This is one of the questions I answer a lot…
Can food cause acne? Some women believe that it can because whenever they eat foods like butter or groundnut, pimples begin to pop on their faces.
Others do not experience that and they don’t believe it anytime food is mentioned as a cause of acne.
Googling the answer to this doesn’t help either, because there is no unified response to this question.
While some say that food causes acne, others say it does not.
Can food cause acne?
There is no scientific proof that food causes acne. Studies are inconclusive. So, we cannot certainly say that foods cause acne.
That is why some people are of the opinion that it cannot cause acne.
But there are research studies that have shown that foods play a significant role in the development of acne.
And there, you have your answer.
So, what you eat might not be a direct cause of acne, it can sometimes trigger or worsen your breakouts.
How can food influence the development of acne?
The food you eat can affect the production of oil in your skin, skin inflammation, and hormonal regulation.
There are certain foods that increase the level of blood sugar.

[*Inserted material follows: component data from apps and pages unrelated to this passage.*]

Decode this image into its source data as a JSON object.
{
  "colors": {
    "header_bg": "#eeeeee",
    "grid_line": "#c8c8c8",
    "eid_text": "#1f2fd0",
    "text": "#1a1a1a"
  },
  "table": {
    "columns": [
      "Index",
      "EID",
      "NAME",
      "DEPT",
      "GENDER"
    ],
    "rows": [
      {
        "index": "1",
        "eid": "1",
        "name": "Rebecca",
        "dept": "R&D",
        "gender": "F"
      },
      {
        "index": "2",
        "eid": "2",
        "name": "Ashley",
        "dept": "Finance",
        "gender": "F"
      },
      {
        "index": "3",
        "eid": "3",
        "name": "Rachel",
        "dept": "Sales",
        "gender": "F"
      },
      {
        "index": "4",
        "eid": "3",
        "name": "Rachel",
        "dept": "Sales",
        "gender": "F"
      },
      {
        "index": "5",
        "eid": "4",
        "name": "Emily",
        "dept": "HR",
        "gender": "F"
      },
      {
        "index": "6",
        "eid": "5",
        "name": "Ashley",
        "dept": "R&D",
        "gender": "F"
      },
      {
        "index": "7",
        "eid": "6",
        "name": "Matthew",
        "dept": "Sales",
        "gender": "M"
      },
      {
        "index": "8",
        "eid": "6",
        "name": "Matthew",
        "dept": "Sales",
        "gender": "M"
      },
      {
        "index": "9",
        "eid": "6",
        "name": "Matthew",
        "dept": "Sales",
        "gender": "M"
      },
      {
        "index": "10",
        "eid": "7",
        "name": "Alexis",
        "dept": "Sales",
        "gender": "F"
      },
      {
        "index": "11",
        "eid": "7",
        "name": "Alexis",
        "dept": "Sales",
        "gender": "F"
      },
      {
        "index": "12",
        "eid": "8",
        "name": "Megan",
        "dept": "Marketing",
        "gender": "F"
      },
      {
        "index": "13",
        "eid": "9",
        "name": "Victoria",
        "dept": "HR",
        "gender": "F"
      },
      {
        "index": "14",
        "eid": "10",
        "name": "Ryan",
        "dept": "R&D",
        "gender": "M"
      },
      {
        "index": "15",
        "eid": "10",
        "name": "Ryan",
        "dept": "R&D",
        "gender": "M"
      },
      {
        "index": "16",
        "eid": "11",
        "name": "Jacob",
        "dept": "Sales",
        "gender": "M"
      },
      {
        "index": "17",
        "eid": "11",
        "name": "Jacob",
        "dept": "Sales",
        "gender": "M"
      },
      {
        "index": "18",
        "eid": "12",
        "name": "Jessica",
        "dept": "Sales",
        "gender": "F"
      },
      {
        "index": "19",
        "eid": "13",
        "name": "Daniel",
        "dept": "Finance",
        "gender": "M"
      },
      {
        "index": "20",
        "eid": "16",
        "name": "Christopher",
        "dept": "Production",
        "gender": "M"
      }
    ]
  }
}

Some do that more quickly than others.
When the level of blood sugar in your body increases, your body releases a hormone called insulin. Excess insulin in your blood makes your oil glands produce more oil than usual, and this increases your chances of getting acne.
What foods should I stay away from?

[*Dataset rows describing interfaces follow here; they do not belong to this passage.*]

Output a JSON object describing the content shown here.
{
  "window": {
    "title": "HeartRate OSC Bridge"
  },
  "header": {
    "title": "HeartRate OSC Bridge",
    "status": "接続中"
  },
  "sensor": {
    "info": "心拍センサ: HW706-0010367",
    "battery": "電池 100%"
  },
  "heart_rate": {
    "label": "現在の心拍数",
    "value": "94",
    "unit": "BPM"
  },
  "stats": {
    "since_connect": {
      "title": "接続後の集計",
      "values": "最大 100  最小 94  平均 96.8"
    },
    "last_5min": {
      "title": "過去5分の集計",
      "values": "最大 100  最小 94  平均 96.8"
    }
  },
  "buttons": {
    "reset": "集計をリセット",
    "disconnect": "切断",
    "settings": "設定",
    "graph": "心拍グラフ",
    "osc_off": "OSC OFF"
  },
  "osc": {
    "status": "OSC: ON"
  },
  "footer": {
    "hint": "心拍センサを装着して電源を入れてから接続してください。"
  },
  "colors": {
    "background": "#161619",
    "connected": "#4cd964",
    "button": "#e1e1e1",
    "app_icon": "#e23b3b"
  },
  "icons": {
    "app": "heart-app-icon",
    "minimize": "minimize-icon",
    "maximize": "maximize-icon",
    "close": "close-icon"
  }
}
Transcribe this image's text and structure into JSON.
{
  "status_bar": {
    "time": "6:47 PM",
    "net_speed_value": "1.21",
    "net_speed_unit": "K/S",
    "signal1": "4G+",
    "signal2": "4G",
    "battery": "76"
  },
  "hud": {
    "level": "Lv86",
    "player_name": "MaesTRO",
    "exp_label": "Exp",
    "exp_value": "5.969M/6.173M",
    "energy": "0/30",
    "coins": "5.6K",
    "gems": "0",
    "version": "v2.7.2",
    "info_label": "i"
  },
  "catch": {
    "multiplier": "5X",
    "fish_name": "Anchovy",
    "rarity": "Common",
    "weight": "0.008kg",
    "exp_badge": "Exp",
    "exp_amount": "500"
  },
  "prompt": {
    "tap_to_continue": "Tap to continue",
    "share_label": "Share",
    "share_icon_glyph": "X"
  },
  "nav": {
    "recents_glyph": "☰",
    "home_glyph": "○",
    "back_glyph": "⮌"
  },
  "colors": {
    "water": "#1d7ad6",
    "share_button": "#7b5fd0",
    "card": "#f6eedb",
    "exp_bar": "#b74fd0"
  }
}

High glycemic foods include refined sugars and carbohydrates.
Foods such as cheese, macaroni, white bread, sugar, white rice, foods made with white flour (this includes cereals, desserts, crackers, etc.), sweetened beverages, and processed foods are highly glycemic, and they can cause your blood sugar levels to increase rapidly.
This, in turn, triggers changes in your body that increase the production of oil in your skin. Excess oil in your skin can clog your skin pores and cause acne to appear on your skin.

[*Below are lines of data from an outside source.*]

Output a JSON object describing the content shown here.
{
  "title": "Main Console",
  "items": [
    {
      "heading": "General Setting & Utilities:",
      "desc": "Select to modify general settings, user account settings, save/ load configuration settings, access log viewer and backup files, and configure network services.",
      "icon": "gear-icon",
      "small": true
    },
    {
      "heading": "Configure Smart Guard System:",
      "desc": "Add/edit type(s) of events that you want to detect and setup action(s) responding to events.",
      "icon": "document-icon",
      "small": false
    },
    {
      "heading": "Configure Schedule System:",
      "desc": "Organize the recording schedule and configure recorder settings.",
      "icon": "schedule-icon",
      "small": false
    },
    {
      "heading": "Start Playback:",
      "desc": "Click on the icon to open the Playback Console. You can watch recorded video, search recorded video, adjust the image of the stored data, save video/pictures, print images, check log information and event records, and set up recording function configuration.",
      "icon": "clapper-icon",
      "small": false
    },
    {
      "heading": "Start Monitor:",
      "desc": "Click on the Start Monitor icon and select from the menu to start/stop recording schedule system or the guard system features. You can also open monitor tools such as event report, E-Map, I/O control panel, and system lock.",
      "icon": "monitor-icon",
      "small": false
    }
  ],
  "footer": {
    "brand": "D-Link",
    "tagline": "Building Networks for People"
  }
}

To prevent this from happening, then you need to stay away from any food that is refined or white.
For example, you can eat brown rice instead of white rice or eat whole grains instead of white bread. The alternatives have a lower glycemic index and do not increase blood levels as their white counterparts do.
Milk and other dairy products
According to AAD, there are studies that have been able to create a link between the consumption of milk and other dairy products and an increased risk of having acne.
Nevertheless, it cannot be said for certain that milk causes acne.
Just like highly glycemic foods, dairy foods stimulate the excess production of insulin which can lead to the appearance of breakouts or worsen the severity of acne on the skin.
These might not happen to everyone though. Some people can handle drinking milk and not having breakouts while others have breakouts after they do.
If you have acne-prone skin, then you want to stay away from dairy products. Even if others can withstand these effects, your skin might not be able to.
Lovers of fast food might not want to hear this, but it is important that you do.
Apart from your skin, fast foods do not benefit you in any way. The long-term effects of fast foods do more harm to your body than good.
Fast foods are usually rich in fat, calories, and refined carbohydrates. Though it is not certain that it causes acne, eating fast food regularly has been connected with an increased risk of developing acne.
It may sometimes affect hormonal levels in a way that promotes the development of acne on your skin.
So, when next you feel the urge to eat foods like burgers, French fries, milkshakes, sodas, nuggets, hot dogs, think about your skin and look the other way.
This is no good news, especially for chocolate lovers like me.
Chocolate is one of the suspected acne triggers. Just like most foods, the connection between chocolate and acne is controversial.
A recent study showed that men with acne-prone skin who consumed dark chocolate daily experienced an increase in the number of acne lesions on their skin after two weeks.
Why this increase in the number of acne lesions on the skin occurred is however still unclear. But now, we know that there is a possibility that it can happen.
So to be on the safe side, especially if you have acne-prone skin, avoid eating chocolate. If you must, it should be very little and not regular.
What foods should I eat?
Not all foods are bad. There are those that provide your skin with the nutrients it needs to stay healthy and they do not spike insulin levels in your blood.
Here are some of them:
- Low glycemic foods, such as whole grains, unprocessed fruits, and vegetables, legumes, etc., do not increase sugar levels and help to improve acne.
- Foods rich in zinc such as pumpkin seeds, cashews, oysters, turkey, etc. are anti-inflammatory and help to reduce the levels of acne-causing bacteria in the skin.
- Foods rich in antioxidants and omega 3 fatty acids such as fish, nuts, and eggs, etc., help to neutralize toxins in the body and may reduce inflammation.
- Foods rich in vitamin A and E such as carrots, sweet potato, tuna, spinach, etc., help to lessen the severity of acne.
Though there is no certain proof that food is a direct cause of acne, some foods can trigger the appearance of acne or even worsen its severity.
So, I advise you to stay away from these foods and eat healthily. One way or the other, food affects how every part of our body works, including the skin.
Make sure the food you eat has a positive impact on your skin.
What other foods do you know or think causes acne? Let me know in the comments. Also leave any questions you might have in the comments too.